Baking bread is easy. This basic bread recipe takes 10 minutes of actual work. The rest of the time is spent waiting for the bread to rise or bake in the oven. A loaf of bread costs $3.50 or more to buy. Making this recipe costs about $1, a savings of $2.50. 6 loaves of bread at 10 minutes per loaf multiplied by a savings of $2.50 each equates a total savings of $15 per hour. And this is for one loaf. Two loaves are no more difficult to produce than one and double the profits to $30/hour. If you make less than $15/hour at work or share a home, you should make your own bread.
Unlike cooking, precise measurements are important when baking, and it is better to measure ingredients by weight rather than volume whenever possible. Temperature is also key. The ingredients should all be approximately the same temperature and as close to body temperature as possible. Baking good bread takes practice, so don’t get discouraged. I use a 60/40 mixture of whole wheat and white flour because I find it is a good balance between the quick energy of white flour and the slow-release energy that whole wheat flour provides. The white flour also aids with digestion.
2 ½ cups whole wheat all purpose or bread flour
1 ½ cups white all purpose flour
1 1/8 cups water
2 ½ tsp active dry yeast
1 tsp sugar
1 tsp salt
2 tsp canola oil
- Warm half the water, stir in the sugar, then stir in the yeast.
- Save ½ cup of the white flour, and thoroughly mix the remaining flour together. In the winter, I usually warm the flour in the oven. Turn the oven on for 30 seconds, then turn it off before putting your bowl in. This way you won’t forget and leave the oven on. Make a well in the centre of the flour and pour in the yeast mixture once it has doubled in volume. Use a spoon to avoid getting your fingers messy and mix the liquid into the flour until the liquid has been absorbed. Warm the other half of the liquid, dissolve the salt, add the oil, then combine it with the flour mixture, this time using your hands.
- Once the liquid has been absorbed into the flour mixture, slowly add the remaining half cup of white flour while mixing until the dough becomes smooth and loses its stickiness. Remove it from the bowl and place it on a clean, lightly floured countertop and let it sit for 1 minute. Knead the dough for approximately 5 minutes by pushing down and away from you with the palm of your hand, then folding the sides of the dough back in on themselves and pulling the part which you just pushed away back down across the top of the folds before again pushing down and away and repeating the process.
- Lightly flour the top of the dough and place it inside a clean, lightly oiled bowl, and cover with plastic.
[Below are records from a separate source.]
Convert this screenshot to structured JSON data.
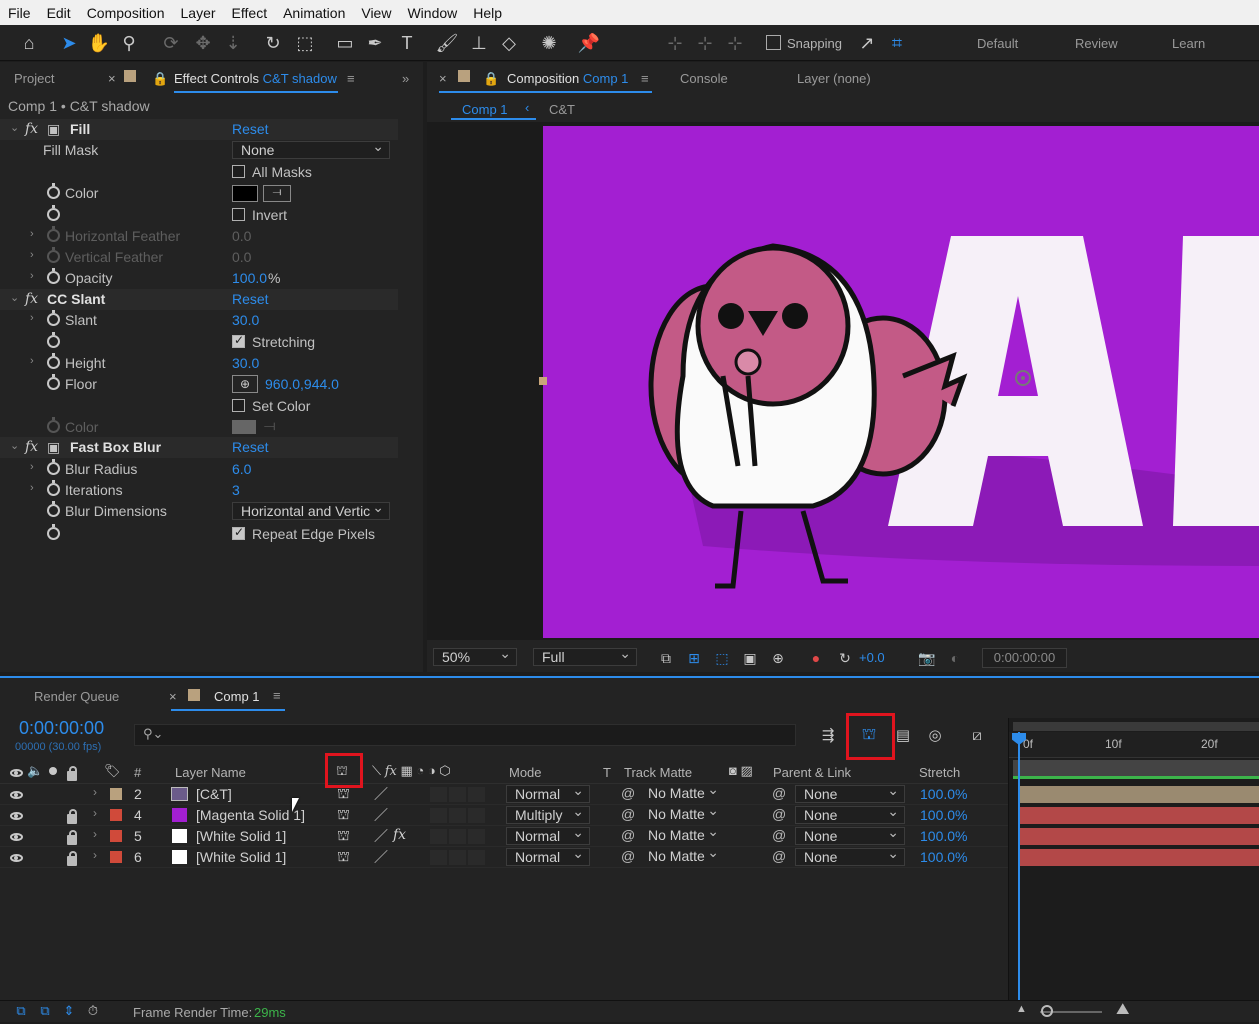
{
  "menu": [
    "File",
    "Edit",
    "Composition",
    "Layer",
    "Effect",
    "Animation",
    "View",
    "Window",
    "Help"
  ],
  "toolbar": {
    "snapping_label": "Snapping",
    "workspaces": [
      "Default",
      "Review",
      "Learn"
    ]
  },
  "left_panel": {
    "tab_project": "Project",
    "tab_effect_controls": "Effect Controls",
    "tab_effect_controls_target": "C&T shadow",
    "breadcrumb": "Comp 1 • C&T shadow",
    "effects": [
      {
        "name": "Fill",
        "reset": "Reset"
      },
      {
        "name": "CC Slant",
        "reset": "Reset"
      },
      {
        "name": "Fast Box Blur",
        "reset": "Reset"
      }
    ],
    "fill": {
      "fill_mask_label": "Fill Mask",
      "fill_mask_value": "None",
      "all_masks_label": "All Masks",
      "color_label": "Color",
      "color_value": "#000000",
      "invert_label": "Invert",
      "hfeather_label": "Horizontal Feather",
      "hfeather_value": "0.0",
      "vfeather_label": "Vertical Feather",
      "vfeather_value": "0.0",
      "opacity_label": "Opacity",
      "opacity_value": "100.0",
      "opacity_unit": "%"
    },
    "slant": {
      "slant_label": "Slant",
      "slant_value": "30.0",
      "stretching_label": "Stretching",
      "height_label": "Height",
      "height_value": "30.0",
      "floor_label": "Floor",
      "floor_value": "960.0,944.0",
      "set_color_label": "Set Color",
      "color_label": "Color"
    },
    "blur": {
      "radius_label": "Blur Radius",
      "radius_value": "6.0",
      "iterations_label": "Iterations",
      "iterations_value": "3",
      "dimensions_label": "Blur Dimensions",
      "dimensions_value": "Horizontal and Vertic",
      "repeat_label": "Repeat Edge Pixels"
    }
  },
  "comp_panel": {
    "tab_composition": "Composition",
    "tab_composition_target": "Comp 1",
    "tab_console": "Console",
    "tab_layer": "Layer (none)",
    "sub_tab_comp": "Comp 1",
    "sub_tab_ct": "C&T",
    "canvas_bg": "#a31fd2",
    "zoom": "50%",
    "resolution": "Full",
    "exposure": "+0.0",
    "timecode": "0:00:00:00"
  },
  "timeline": {
    "tab_render_queue": "Render Queue",
    "tab_comp": "Comp 1",
    "current_time": "0:00:00:00",
    "frame_info": "00000 (30.00 fps)",
    "columns": {
      "num": "#",
      "name": "Layer Name",
      "mode": "Mode",
      "t": "T",
      "track_matte": "Track Matte",
      "parent": "Parent & Link",
      "stretch": "Stretch"
    },
    "ruler": [
      "0f",
      "10f",
      "20f"
    ],
    "layers": [
      {
        "num": "2",
        "name": "[C&T]",
        "label_color": "#b9a17e",
        "swatch": "comp",
        "mode": "Normal",
        "matte": "No Matte",
        "parent": "None",
        "stretch": "100.0%",
        "locked": false,
        "fx": false
      },
      {
        "num": "4",
        "name": "[Magenta Solid 1]",
        "label_color": "#d04a3a",
        "swatch": "#a31fd2",
        "mode": "Multiply",
        "matte": "No Matte",
        "parent": "None",
        "stretch": "100.0%",
        "locked": true,
        "fx": false
      },
      {
        "num": "5",
        "name": "[White Solid 1]",
        "label_color": "#d04a3a",
        "swatch": "#ffffff",
        "mode": "Normal",
        "matte": "No Matte",
        "parent": "None",
        "stretch": "100.0%",
        "locked": true,
        "fx": true
      },
      {
        "num": "6",
        "name": "[White Solid 1]",
        "label_color": "#d04a3a",
        "swatch": "#ffffff",
        "mode": "Normal",
        "matte": "No Matte",
        "parent": "None",
        "stretch": "100.0%",
        "locked": true,
        "fx": false
      }
    ],
    "status_label": "Frame Render Time:",
    "status_value": "29ms"
  },
  "colors": {
    "accent": "#2d8ceb",
    "highlight": "#e0141e",
    "purple": "#a31fd2"
  }
}
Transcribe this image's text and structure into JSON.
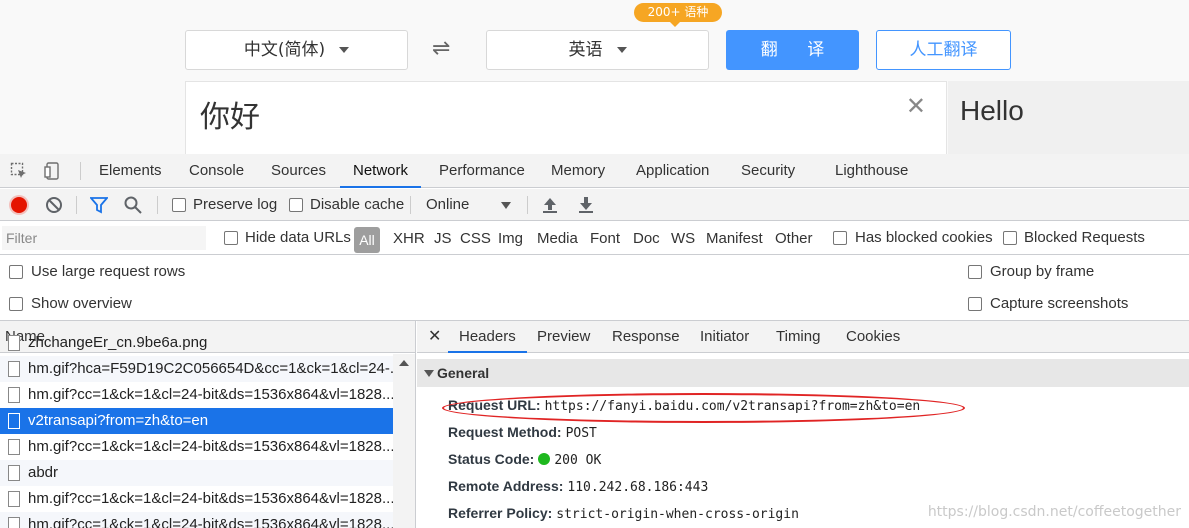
{
  "translator": {
    "badge": "200+ 语种",
    "source_lang": "中文(简体)",
    "swap_glyph": "⇌",
    "target_lang": "英语",
    "translate_button": "翻 译",
    "human_button": "人工翻译",
    "source_text": "你好",
    "clear_glyph": "✕",
    "output_text": "Hello"
  },
  "devtools": {
    "tabs": [
      "Elements",
      "Console",
      "Sources",
      "Network",
      "Performance",
      "Memory",
      "Application",
      "Security",
      "Lighthouse"
    ],
    "active_tab": "Network",
    "toolbar": {
      "preserve_log": "Preserve log",
      "disable_cache": "Disable cache",
      "throttle": "Online"
    },
    "filter": {
      "placeholder": "Filter",
      "hide_data_urls": "Hide data URLs",
      "all": "All",
      "types": [
        "XHR",
        "JS",
        "CSS",
        "Img",
        "Media",
        "Font",
        "Doc",
        "WS",
        "Manifest",
        "Other"
      ],
      "has_blocked_cookies": "Has blocked cookies",
      "blocked_requests": "Blocked Requests"
    },
    "options": {
      "large_rows": "Use large request rows",
      "show_overview": "Show overview",
      "group_by_frame": "Group by frame",
      "capture_screenshots": "Capture screenshots"
    },
    "list": {
      "header": "Name",
      "rows": [
        "zhchangeEr_cn.9be6a.png",
        "hm.gif?hca=F59D19C2C056654D&cc=1&ck=1&cl=24-...",
        "hm.gif?cc=1&ck=1&cl=24-bit&ds=1536x864&vl=1828...",
        "v2transapi?from=zh&to=en",
        "hm.gif?cc=1&ck=1&cl=24-bit&ds=1536x864&vl=1828...",
        "abdr",
        "hm.gif?cc=1&ck=1&cl=24-bit&ds=1536x864&vl=1828...",
        "hm.gif?cc=1&ck=1&cl=24-bit&ds=1536x864&vl=1828..."
      ],
      "selected_index": 3
    },
    "detail": {
      "close_glyph": "✕",
      "tabs": [
        "Headers",
        "Preview",
        "Response",
        "Initiator",
        "Timing",
        "Cookies"
      ],
      "active_tab": "Headers",
      "section": "General",
      "fields": [
        {
          "key": "Request URL:",
          "value": "https://fanyi.baidu.com/v2transapi?from=zh&to=en"
        },
        {
          "key": "Request Method:",
          "value": "POST"
        },
        {
          "key": "Status Code:",
          "value": "200 OK"
        },
        {
          "key": "Remote Address:",
          "value": "110.242.68.186:443"
        },
        {
          "key": "Referrer Policy:",
          "value": "strict-origin-when-cross-origin"
        }
      ]
    },
    "watermark": "https://blog.csdn.net/coffeetogether"
  }
}
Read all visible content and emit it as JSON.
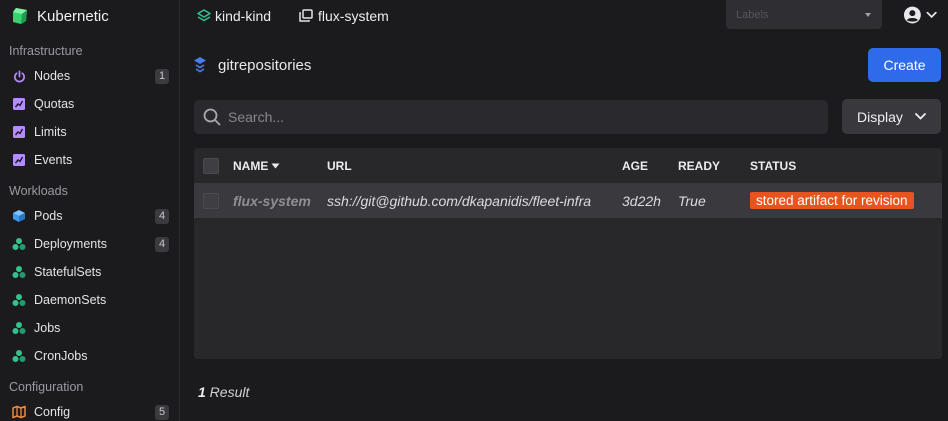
{
  "colors": {
    "accent": "#2d6bea",
    "status_error": "#e8541f",
    "brand": "#3bd16f",
    "icon_purple": "#b58bff",
    "icon_blue": "#3d9be9",
    "icon_green": "#33c28a",
    "icon_orange": "#ef8a3b"
  },
  "app": {
    "name": "Kubernetic"
  },
  "sidebar": {
    "sections": [
      {
        "title": "Infrastructure"
      },
      {
        "title": "Workloads"
      },
      {
        "title": "Configuration"
      }
    ],
    "items": [
      {
        "label": "Nodes",
        "icon": "power-icon",
        "badge": "1"
      },
      {
        "label": "Quotas",
        "icon": "chart-icon",
        "badge": ""
      },
      {
        "label": "Limits",
        "icon": "chart-icon",
        "badge": ""
      },
      {
        "label": "Events",
        "icon": "chart-icon",
        "badge": ""
      },
      {
        "label": "Pods",
        "icon": "cube-icon",
        "badge": "4"
      },
      {
        "label": "Deployments",
        "icon": "cubes-icon",
        "badge": "4"
      },
      {
        "label": "StatefulSets",
        "icon": "cubes-icon",
        "badge": ""
      },
      {
        "label": "DaemonSets",
        "icon": "cubes-icon",
        "badge": ""
      },
      {
        "label": "Jobs",
        "icon": "cubes-icon",
        "badge": ""
      },
      {
        "label": "CronJobs",
        "icon": "cubes-icon",
        "badge": ""
      },
      {
        "label": "Config",
        "icon": "map-icon",
        "badge": "5"
      }
    ]
  },
  "topbar": {
    "cluster": "kind-kind",
    "namespace": "flux-system",
    "labels_placeholder": "Labels"
  },
  "page": {
    "title": "gitrepositories",
    "create_label": "Create"
  },
  "search": {
    "placeholder": "Search..."
  },
  "display": {
    "label": "Display"
  },
  "table": {
    "columns": [
      "NAME",
      "URL",
      "AGE",
      "READY",
      "STATUS"
    ],
    "sorted_column": "NAME",
    "rows": [
      {
        "name": "flux-system",
        "url": "ssh://git@github.com/dkapanidis/fleet-infra",
        "age": "3d22h",
        "ready": "True",
        "status": "stored artifact for revision"
      }
    ]
  },
  "footer": {
    "count": "1",
    "suffix": " Result"
  }
}
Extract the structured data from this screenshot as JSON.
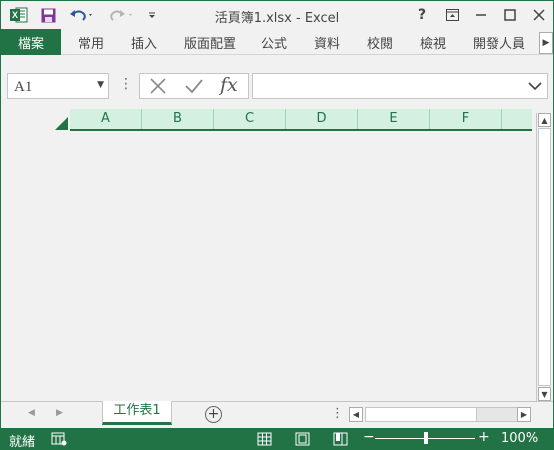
{
  "window": {
    "title": "活頁簿1.xlsx - Excel",
    "help": "?",
    "accent": "#217346"
  },
  "ribbon": {
    "file_tab": "檔案",
    "tabs": [
      "常用",
      "插入",
      "版面配置",
      "公式",
      "資料",
      "校閱",
      "檢視",
      "開發人員"
    ]
  },
  "formula_bar": {
    "name_box": "A1",
    "function_label": "fx",
    "formula": ""
  },
  "sheet": {
    "columns": [
      "A",
      "B",
      "C",
      "D",
      "E",
      "F"
    ]
  },
  "sheet_tabs": {
    "active": "工作表1"
  },
  "status_bar": {
    "status": "就緒",
    "zoom": "100%"
  },
  "icons": {
    "app": "excel-logo-icon",
    "save": "save-icon",
    "undo": "undo-icon",
    "redo": "redo-icon",
    "customize": "customize-qat-icon"
  }
}
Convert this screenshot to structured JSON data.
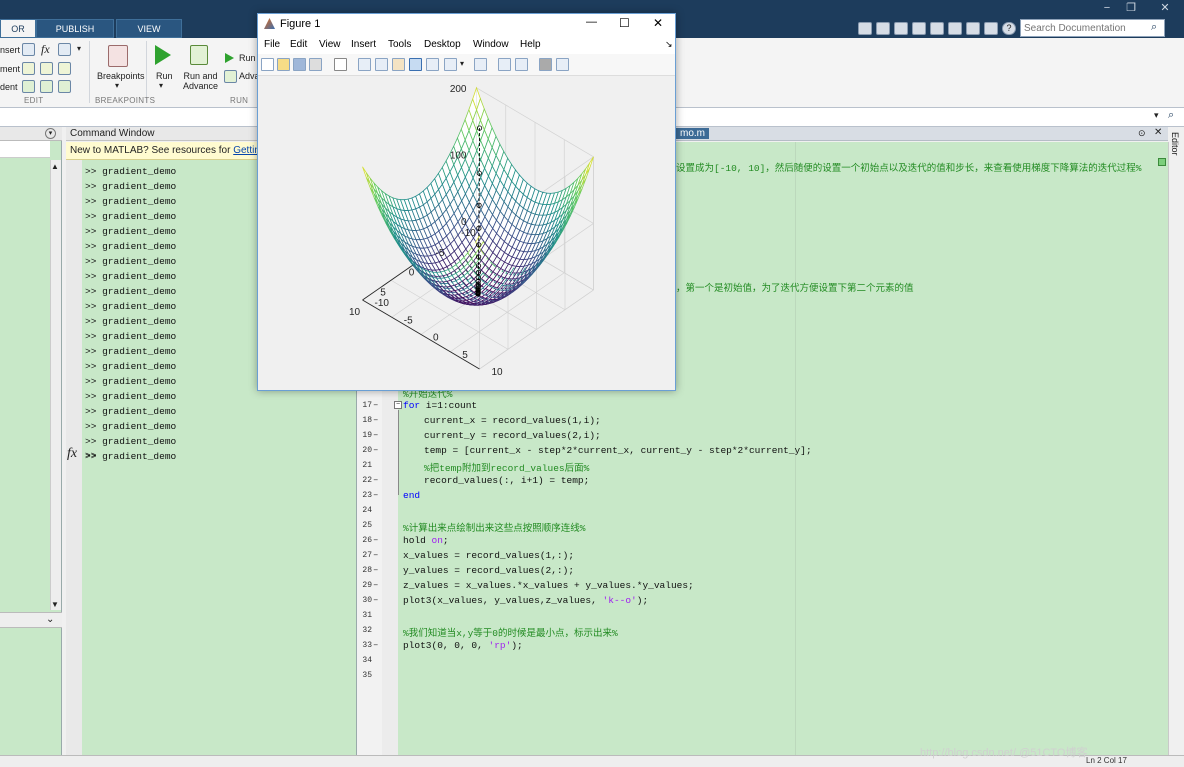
{
  "window": {
    "tabs": [
      "OR",
      "PUBLISH",
      "VIEW"
    ],
    "search_placeholder": "Search Documentation",
    "controls": {
      "minimize": "−",
      "restore": "❐",
      "close": "✕"
    }
  },
  "ribbon": {
    "edit_items": [
      "nsert",
      "ment",
      "dent"
    ],
    "fx_glyph": "fx",
    "breakpoints_label": "Breakpoints",
    "run_label": "Run",
    "run_advance_label": "Run and\nAdvance",
    "run_small": "Run",
    "advance_small": "Adva",
    "groups": [
      "EDIT",
      "BREAKPOINTS",
      "RUN"
    ]
  },
  "command_window": {
    "title": "Command Window",
    "notice_text": "New to MATLAB? See resources for ",
    "notice_link": "Gettin",
    "history": [
      ">> gradient_demo",
      ">> gradient_demo",
      ">> gradient_demo",
      ">> gradient_demo",
      ">> gradient_demo",
      ">> gradient_demo",
      ">> gradient_demo",
      ">> gradient_demo",
      ">> gradient_demo",
      ">> gradient_demo",
      ">> gradient_demo",
      ">> gradient_demo",
      ">> gradient_demo",
      ">> gradient_demo",
      ">> gradient_demo",
      ">> gradient_demo",
      ">> gradient_demo",
      ">> gradient_demo",
      ">> gradient_demo",
      ">> gradient_demo"
    ],
    "prompt": "fx",
    "prompt_symbol": ">>"
  },
  "editor": {
    "tab_fragment": "mo.m",
    "side_label": "Editor",
    "top_comment_fragment": "设置成为[-10, 10]，然后随便的设置一个初始点以及迭代的值和步长，来查看使用梯度下降算法的迭代过程%",
    "mid_comment_fragment": "，第一个是初始值，为了迭代方便设置下第二个元素的值",
    "lines": [
      {
        "n": "17",
        "d": "–",
        "parts": [
          {
            "t": "for",
            "c": "kw"
          },
          {
            "t": " i=1:count",
            "c": ""
          }
        ],
        "indent": 0
      },
      {
        "n": "18",
        "d": "–",
        "parts": [
          {
            "t": "current_x = record_values(1,i);",
            "c": ""
          }
        ],
        "indent": 1
      },
      {
        "n": "19",
        "d": "–",
        "parts": [
          {
            "t": "current_y = record_values(2,i);",
            "c": ""
          }
        ],
        "indent": 1
      },
      {
        "n": "20",
        "d": "–",
        "parts": [
          {
            "t": "temp = [current_x - step*2*current_x, current_y - step*2*current_y];",
            "c": ""
          }
        ],
        "indent": 1
      },
      {
        "n": "21",
        "d": "",
        "parts": [
          {
            "t": "%把temp附加到record_values后面%",
            "c": "cm"
          }
        ],
        "indent": 1
      },
      {
        "n": "22",
        "d": "–",
        "parts": [
          {
            "t": "record_values(:, i+1) = temp;",
            "c": ""
          }
        ],
        "indent": 1
      },
      {
        "n": "23",
        "d": "–",
        "parts": [
          {
            "t": "end",
            "c": "kw"
          }
        ],
        "indent": 0
      },
      {
        "n": "24",
        "d": "",
        "parts": [],
        "indent": 0
      },
      {
        "n": "25",
        "d": "",
        "parts": [
          {
            "t": "%计算出来点绘制出来这些点按照顺序连线%",
            "c": "cm"
          }
        ],
        "indent": 0
      },
      {
        "n": "26",
        "d": "–",
        "parts": [
          {
            "t": "hold ",
            "c": ""
          },
          {
            "t": "on",
            "c": "str"
          },
          {
            "t": ";",
            "c": ""
          }
        ],
        "indent": 0
      },
      {
        "n": "27",
        "d": "–",
        "parts": [
          {
            "t": "x_values = record_values(1,:);",
            "c": ""
          }
        ],
        "indent": 0
      },
      {
        "n": "28",
        "d": "–",
        "parts": [
          {
            "t": "y_values = record_values(2,:);",
            "c": ""
          }
        ],
        "indent": 0
      },
      {
        "n": "29",
        "d": "–",
        "parts": [
          {
            "t": "z_values = x_values.*x_values + y_values.*y_values;",
            "c": ""
          }
        ],
        "indent": 0
      },
      {
        "n": "30",
        "d": "–",
        "parts": [
          {
            "t": "plot3(x_values, y_values,z_values, ",
            "c": ""
          },
          {
            "t": "'k--o'",
            "c": "str"
          },
          {
            "t": ");",
            "c": ""
          }
        ],
        "indent": 0
      },
      {
        "n": "31",
        "d": "",
        "parts": [],
        "indent": 0
      },
      {
        "n": "32",
        "d": "",
        "parts": [
          {
            "t": "%我们知道当x,y等于0的时候是最小点，标示出来%",
            "c": "cm"
          }
        ],
        "indent": 0
      },
      {
        "n": "33",
        "d": "–",
        "parts": [
          {
            "t": "plot3(0, 0, 0, ",
            "c": ""
          },
          {
            "t": "'rp'",
            "c": "str"
          },
          {
            "t": ");",
            "c": ""
          }
        ],
        "indent": 0
      },
      {
        "n": "34",
        "d": "",
        "parts": [],
        "indent": 0
      },
      {
        "n": "35",
        "d": "",
        "parts": [],
        "indent": 0
      }
    ],
    "partial_line16": "%开始迭代%"
  },
  "figure": {
    "title": "Figure 1",
    "menu": [
      "File",
      "Edit",
      "View",
      "Insert",
      "Tools",
      "Desktop",
      "Window",
      "Help"
    ],
    "win_controls": {
      "min": "—",
      "max": "☐",
      "close": "✕"
    },
    "dock_arrow": "↘",
    "z_ticks": [
      "200",
      "100",
      "0"
    ],
    "x_ticks": [
      "-10",
      "-5",
      "0",
      "5",
      "10"
    ],
    "y_ticks": [
      "10",
      "5",
      "0",
      "-5",
      "-10"
    ]
  },
  "statusbar": {
    "fragment": "Ln 2  Col 17"
  },
  "watermark": "http://blog.csdn.net/ @51CTO博客"
}
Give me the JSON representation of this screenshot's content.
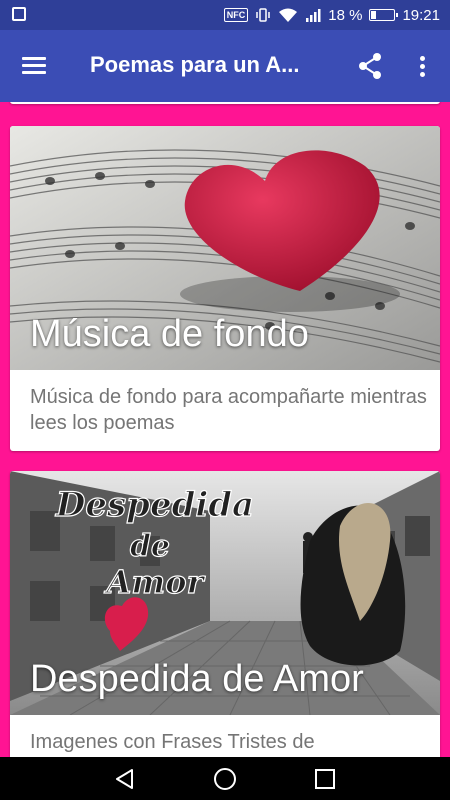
{
  "status_bar": {
    "nfc_label": "NFC",
    "battery_text": "18 %",
    "battery_level": 0.18,
    "time": "19:21"
  },
  "app_bar": {
    "title": "Poemas para un A...",
    "menu_icon": "hamburger-menu-icon",
    "share_icon": "share-icon",
    "more_icon": "more-vert-icon"
  },
  "cards": [
    {
      "title": "Música de fondo",
      "description": "Música de fondo para acompañarte mientras lees los poemas"
    },
    {
      "title": "Despedida de Amor",
      "description": "Imagenes con Frases Tristes de",
      "image_text": [
        "Despedida",
        "de",
        "Amor"
      ]
    }
  ],
  "nav_bar": {
    "back_icon": "back-triangle-icon",
    "home_icon": "home-circle-icon",
    "recents_icon": "recents-square-icon"
  },
  "colors": {
    "status_bar": "#2f3f98",
    "app_bar": "#3b4db5",
    "background": "#ff1493",
    "heart": "#d81e4c"
  }
}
Even in the summer, I usually place the bowl a warmed oven. Let the dough rise until it has doubled in volume, approximately 40 minutes. Once the dough has risen, remove it from the bowl and punch it down using your fist to remove the gas inside.
- The dough can now be shaped before being given its final rise known as “proofing”. I usually just use a sheet pan and shape my bread into a “round”. Simply form the dough into a ball by folding the edges of the dough into the centre and pushing down with the palm of your hand. Once a ball is formed, pinch the centre closed to form a parcel. Turn the dough over and roll it briefly between your cupped hands to complete the seal. Press in the bottom edges of the dough slightly with your fingers and flatten the top gently with your hand then place it on a floured baking tray. Flour the top of the dough then make two shallow cuts across the surface with the dough using a knife or even the tip of a spoon.
- Preheat the oven to 425F and leave the dough to proof in a warm spot for 40 minutes or until doubled in size. Place it in the hot oven and bake for 20 minutes or until the bottom sounds hollow when tapped and the crust has developed a medium to dark brown colour. The edge of the flour sprinkled on the baking sheet will also be brown while the flour closest to the loaf will still be white. Remove the loaf from the pan, and cool on a wire rack. You can try keeping a pan of hot water on the oven’s lowest rack while baking—moisture helps brown the crust.